GUEST POST BY Richard P. Console, Jr. of Console Hollawell P.C.
Turn signals – every car has them, but not every driver seems to know what they’re for or even when to use them. A 2012 study released in May by the Society of Automotive Engineers reveals just how many drivers are forgoing that flick of the switch when they change lanes or make turns, and the numbers are startling. According to the study, which analyzed traffic data from around the country, drivers neglect to use their turn signals 48 percent of the time when changing lanes. When making turns, the failure rate is about 25 percent. Passaic County car accident lawyers see the problem with turn signal failure as two fold – a lack of responsibility coupled with relatively no enforcement.
Traffic laws in all states consider not using turn signals as a minor violation, with fines clocking in at around $100 per offense. Citations for failing to use turn signals could cost motorists their “safe driver” discounts, though anecdotal evidence seems to suggest police would rather pull drivers over for speeding than not announcing their turn/lane-change intentions. Despite a relative lack of enforcement at by local authorities, civil enforcement when it comes to traffic accidents can drastically affect auto insurance claims and who receives compensation.
A driver who fails to use their turn signal and causes an accident could face an uphill battle to obtain compensation from an insurance company. In states with comparative negligence rules, not obeying traffic laws could push driver liability up to or over the 50 percent threshold, which could eliminate or reduce their right to file a claim. In contributory negligence states, including North Carolina and Maryland, the decision to not use a turn signal could block an injured driver from recovering any damages.
Roadways are no place for motorists to conduct their own version of Mystery Theater. Every driver has a legal obligation to announce their intentions so other drivers sharing the road with them know where they’re going.
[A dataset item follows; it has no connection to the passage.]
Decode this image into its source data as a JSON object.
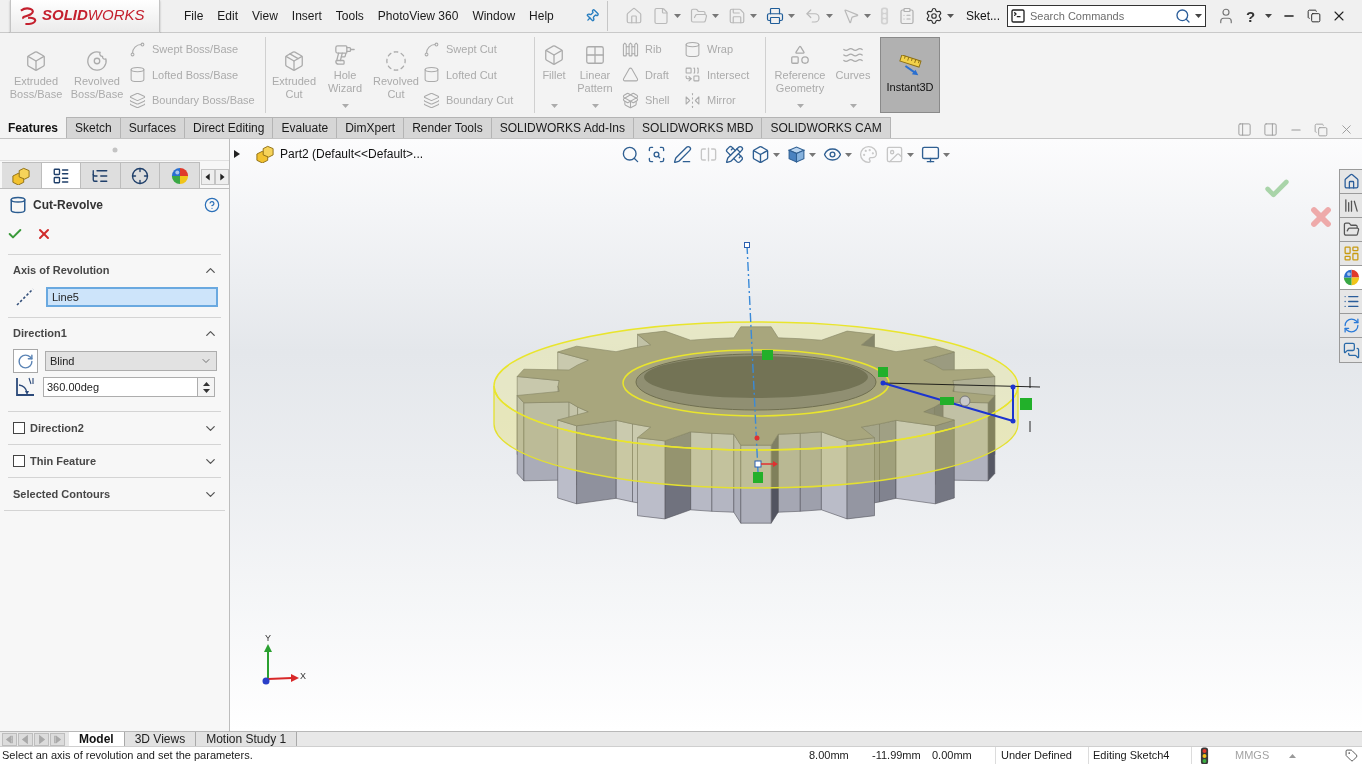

Without proper use of turn signals, drivers have almost no time to react to changing road conditions as motorists suddenly stop or swerve abruptly into their lanes of travel. That places everyone at serious risk for potential critical injuries. In New Jersey, our car accident attorneys in Union City and other areas see the tragic results of these actions every day.
The Society of Automotive Engineers estimates that drivers around the country fail to signal properly when changing lanes or turning about 750 billion times annually. Law makers have been quick to announce stiff penalties for those who text while driving, but a much traffic larger issue looms before them. How do they plan to tackle what appears to be a much larger threat to safety?